All around streched the great "piney woods," tall trees covering the ground like coarse fur: a region of cool forest stillness, interrupted in clearings by intense searing heat. It is in just such a clearing that later in the day -- a 50-mile drive and a long hike through the woods away -- we found John Henry Niederhofer, a tall man in overalls, with limpid blue eyes and sun-browned skin, wearing a nail apron and a peaked cap, and complaining about the invasion of his rustic world. A big black-and-gold butterfly goes by, and Mr. Niederhofer's wife, a short, intelligent woman with thick calluses on her hands, is chopping wood in the sun-scorched clearing on their land. But he hardly notices woman or insect.

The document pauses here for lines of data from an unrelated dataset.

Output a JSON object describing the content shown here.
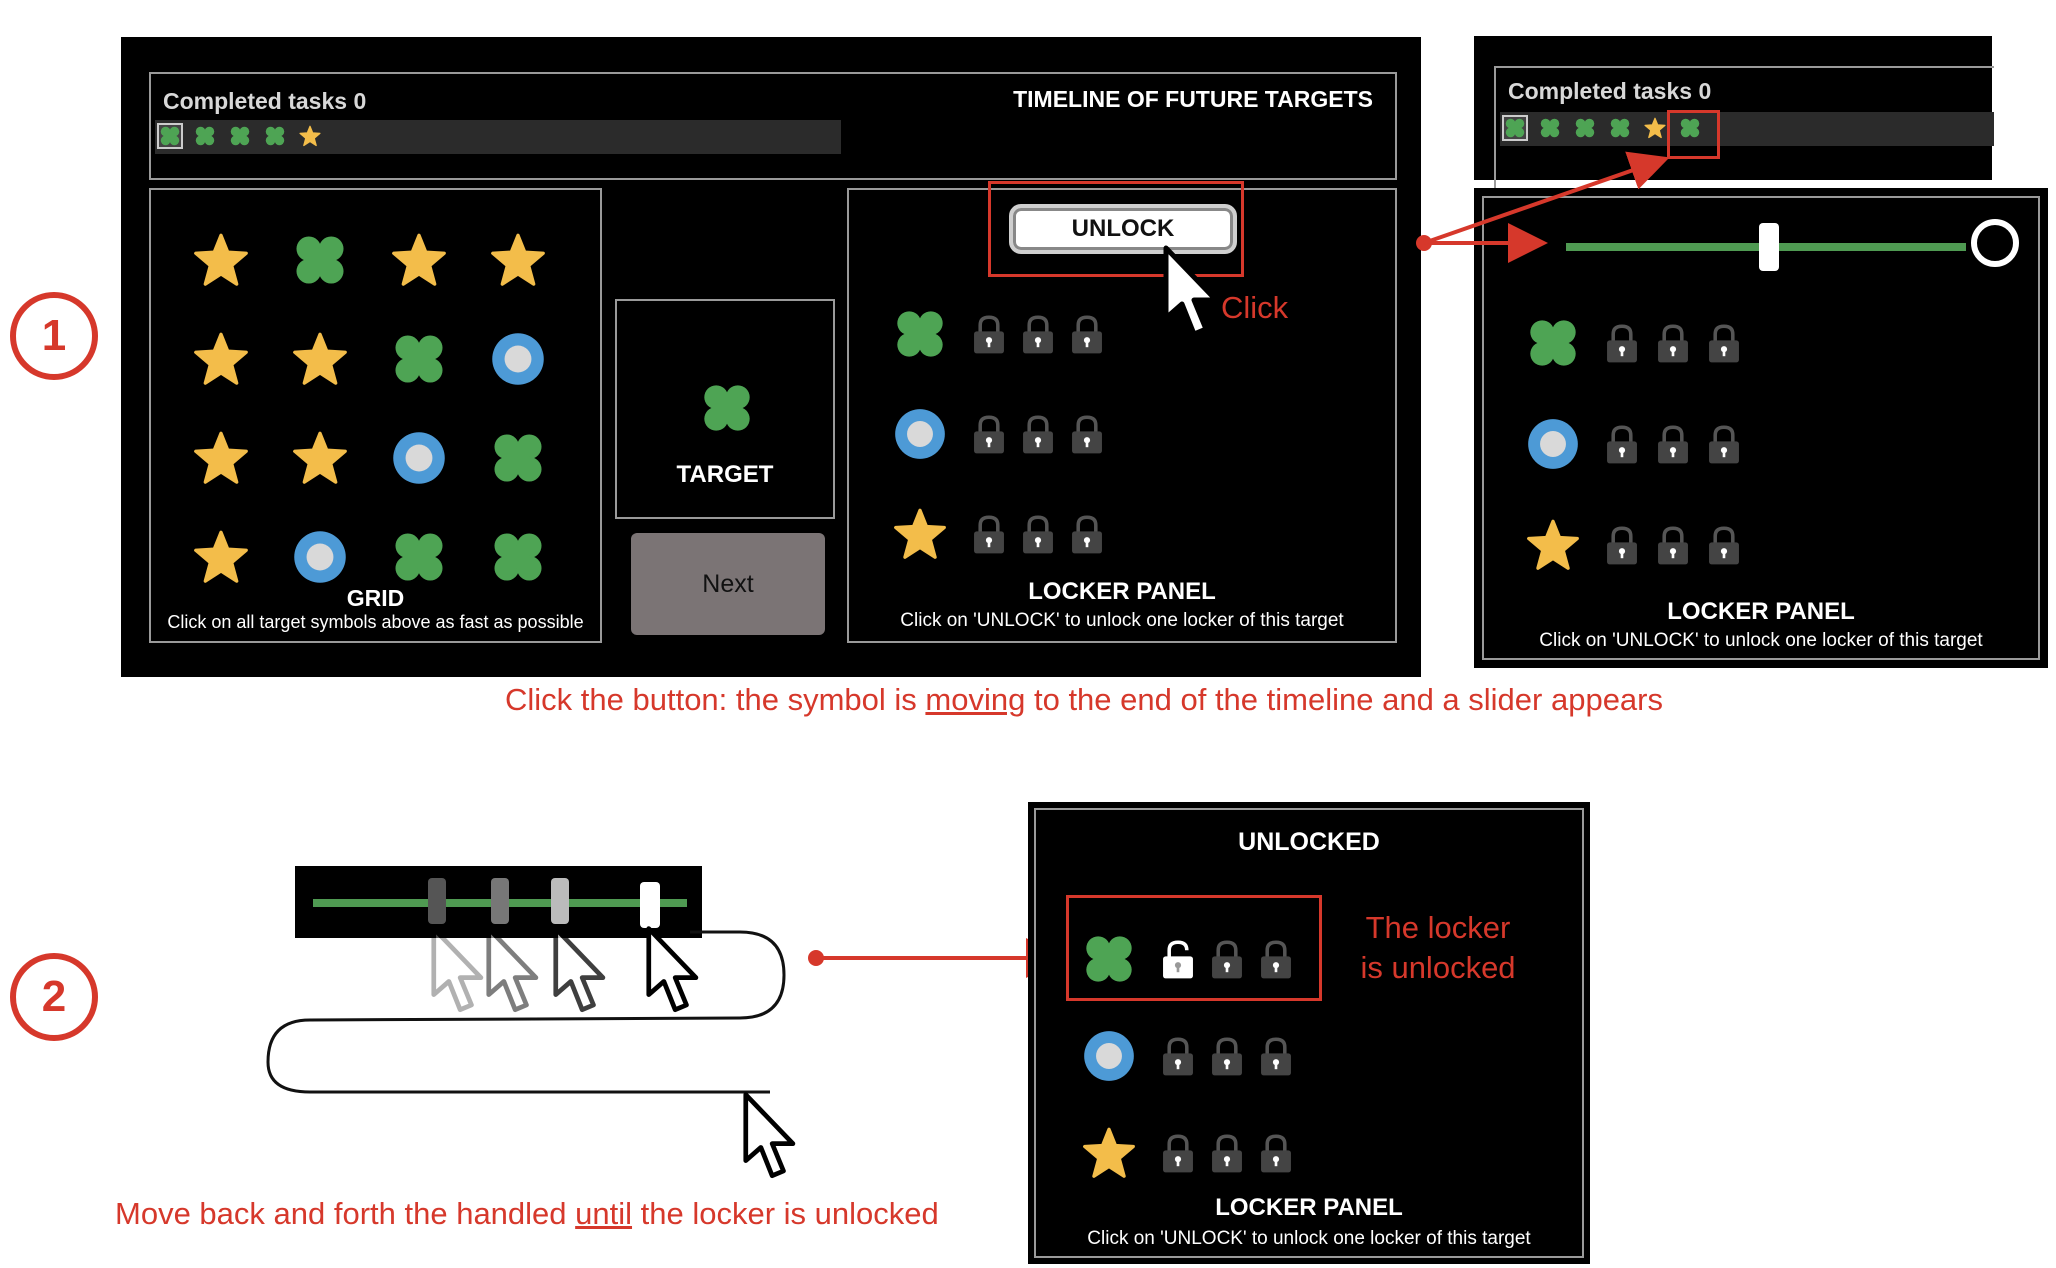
{
  "step1": {
    "number": "1"
  },
  "step2": {
    "number": "2"
  },
  "main_ui": {
    "completed_tasks": "Completed tasks 0",
    "timeline_title": "TIMELINE OF FUTURE TARGETS",
    "timeline_symbols": [
      "clover",
      "clover",
      "clover",
      "clover",
      "star"
    ],
    "grid_title": "GRID",
    "grid_instruction": "Click on all target symbols above as fast as possible",
    "grid_symbols": [
      [
        "star",
        "clover",
        "star",
        "star"
      ],
      [
        "star",
        "star",
        "clover",
        "circle"
      ],
      [
        "star",
        "star",
        "circle",
        "clover"
      ],
      [
        "star",
        "circle",
        "clover",
        "clover"
      ]
    ],
    "target_label": "TARGET",
    "target_symbol": "clover",
    "next_label": "Next",
    "unlock_label": "UNLOCK",
    "locker_title": "LOCKER PANEL",
    "locker_instruction": "Click on 'UNLOCK' to unlock one locker of this target",
    "locker_rows": [
      "clover",
      "circle",
      "star"
    ],
    "click_label": "Click"
  },
  "zoom_ui": {
    "completed_tasks": "Completed tasks 0",
    "timeline_symbols": [
      "clover",
      "clover",
      "clover",
      "clover",
      "star",
      "clover"
    ],
    "slider_value": 0.5,
    "locker_title": "LOCKER PANEL",
    "locker_instruction": "Click on 'UNLOCK' to unlock one locker of this target"
  },
  "caption1_parts": {
    "before": "Click the button: the symbol is ",
    "underlined": "moving",
    "after": " to the end of the timeline and a slider appears"
  },
  "unlocked_ui": {
    "title": "UNLOCKED",
    "locker_title": "LOCKER PANEL",
    "locker_instruction": "Click on 'UNLOCK' to unlock one locker of this target",
    "annotation": "The locker is unlocked",
    "annotation_line1": "The locker",
    "annotation_line2": "is unlocked"
  },
  "caption2_parts": {
    "before": "Move back and forth the handled ",
    "underlined": "until",
    "after": " the locker is unlocked"
  },
  "colors": {
    "annotation_red": "#d6382b",
    "star": "#f3bd4a",
    "clover": "#4ea454",
    "circle_outer": "#4d9ad6",
    "circle_inner": "#d9d9d9",
    "slider_track": "#4f9a52"
  }
}
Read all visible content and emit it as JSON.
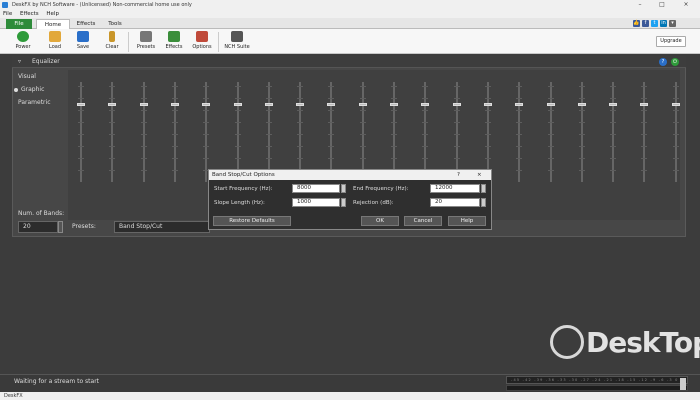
{
  "window": {
    "title": "DeskFX by NCH Software - (Unlicensed) Non-commercial home use only",
    "minimize": "–",
    "maximize": "□",
    "close": "×"
  },
  "menu": [
    "File",
    "Effects",
    "Help"
  ],
  "tabs": [
    {
      "label": "File"
    },
    {
      "label": "Home"
    },
    {
      "label": "Effects"
    },
    {
      "label": "Tools"
    }
  ],
  "social": [
    {
      "icon": "thumbs-up-icon",
      "glyph": "👍",
      "color": "#3b5998"
    },
    {
      "icon": "facebook-icon",
      "glyph": "f",
      "color": "#3b5998"
    },
    {
      "icon": "twitter-icon",
      "glyph": "t",
      "color": "#1da1f2"
    },
    {
      "icon": "linkedin-icon",
      "glyph": "in",
      "color": "#0077b5"
    },
    {
      "icon": "help-icon",
      "glyph": "▾",
      "color": "#666666"
    }
  ],
  "ribbon": [
    {
      "label": "Power",
      "icon": "power-icon",
      "color": "#2e9b3a"
    },
    {
      "label": "Load",
      "icon": "folder-open-icon",
      "color": "#e2a83b"
    },
    {
      "label": "Save",
      "icon": "save-icon",
      "color": "#2a6fc9"
    },
    {
      "label": "Clear",
      "icon": "broom-icon",
      "color": "#c9962a"
    },
    {
      "label": "Presets",
      "icon": "presets-icon",
      "color": "#777777"
    },
    {
      "label": "Effects",
      "icon": "effects-icon",
      "color": "#3b8e3b"
    },
    {
      "label": "Options",
      "icon": "options-icon",
      "color": "#c04a3a"
    },
    {
      "label": "NCH Suite",
      "icon": "nch-suite-icon",
      "color": "#555555"
    }
  ],
  "upgrade_label": "Upgrade",
  "equalizer": {
    "title": "Equalizer",
    "modes": [
      {
        "label": "Visual"
      },
      {
        "label": "Graphic"
      },
      {
        "label": "Parametric"
      }
    ],
    "num_bands_label": "Num. of Bands:",
    "num_bands_value": "20",
    "presets_label": "Presets:",
    "preset_value": "Band Stop/Cut"
  },
  "dialog": {
    "title": "Band Stop/Cut Options",
    "help_glyph": "?",
    "close_glyph": "×",
    "start_freq_label": "Start Frequency (Hz):",
    "start_freq_value": "8000",
    "end_freq_label": "End Frequency (Hz):",
    "end_freq_value": "12000",
    "slope_label": "Slope Length (Hz):",
    "slope_value": "1000",
    "rejection_label": "Rejection (dB):",
    "rejection_value": "20",
    "restore_label": "Restore Defaults",
    "ok_label": "OK",
    "cancel_label": "Cancel",
    "help_label": "Help"
  },
  "status": {
    "text": "Waiting for a stream to start",
    "meter_scale": "-45 -42 -39 -36 -33 -30 -27 -24 -21 -18 -15 -12 -9 -6 -3 0"
  },
  "bottom_label": "DeskFX",
  "watermark": "DeskTop"
}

"I'm about to declare war on these hippies," he drawls, chomping determinedly on a nail. "We had one down here the other day, broke into my camp trailer and fished in my lake. Sheriff came up and arrested him for criminal trespass. He spent one night in jail, and then they set him loose. I think they were too easy with him."
Mr. Niederhofer, who watches the local papers for instances intrusions into local life, is also upset that the town fathers are "fixin" to condemn that ole nigra woman's place and take it away from her." Not upset because of any great passions for civil rights causes, but because he's sick and tired of what he sees as the land-grabbing, chamber-of-commerce mentality that is running the landscape here.
Standing on the edge of this clearing, so clearly demarking the forest stillness on one hand and the raw, over- turned earth on the other, Mr. Niedorhofer is also cutting edge of a culture in transition.
Texas -- with its glass and silver skylines, wide-open economy, promise of a leisurely life style, and some of the most gorgeous geography you ever saw -- is undergoing a physical and social transformation as it vies with other Sunbelt states to become the new, permanent residence of the American Dream.
here are signs that at least some Texans, like Mr. Niederhofer, think the ensuing influx of Northerners into their backyard is doing more harm than good. Witness the bumper stickers chiding interlopers to "Bring us your money -- you stay home"; and those that read, "Drive 90 m.p.h., -- freeze a Yankee." And there are also complaints that "Dallas is being run by outsiders," that the Texas life style is being destroyed by a combination of greed, ignorance, and a lust for land.
But many more think that this life is what you make of it, that the place is big enough and tough enough to absorb anything.
I went in search of the Texas life style, and the effect that mass migrations from the North might be having here, in a journey of 1,800 miles around the state by car. I might as well have gone in search of America, for all the incredible richness and diversity of the place, its undulating, spectacular land , and the endless variety of its people.
The Edwards Plateau, where I concentrated most of my traveling, is in the heart of Texas, running almost as far west as the Pecos, up to just beyong Fort Worth in the north, and down east and south to Austin and San Antonio. This massive geological uplift (it covers almost 86,000 square miles) is, I am told, like a giant plaster-of-Paris block that has been etched deeply by the source waters of the Colorado, Brazos, and Nueces rivers, into distinct regions, such as the Texas hill country.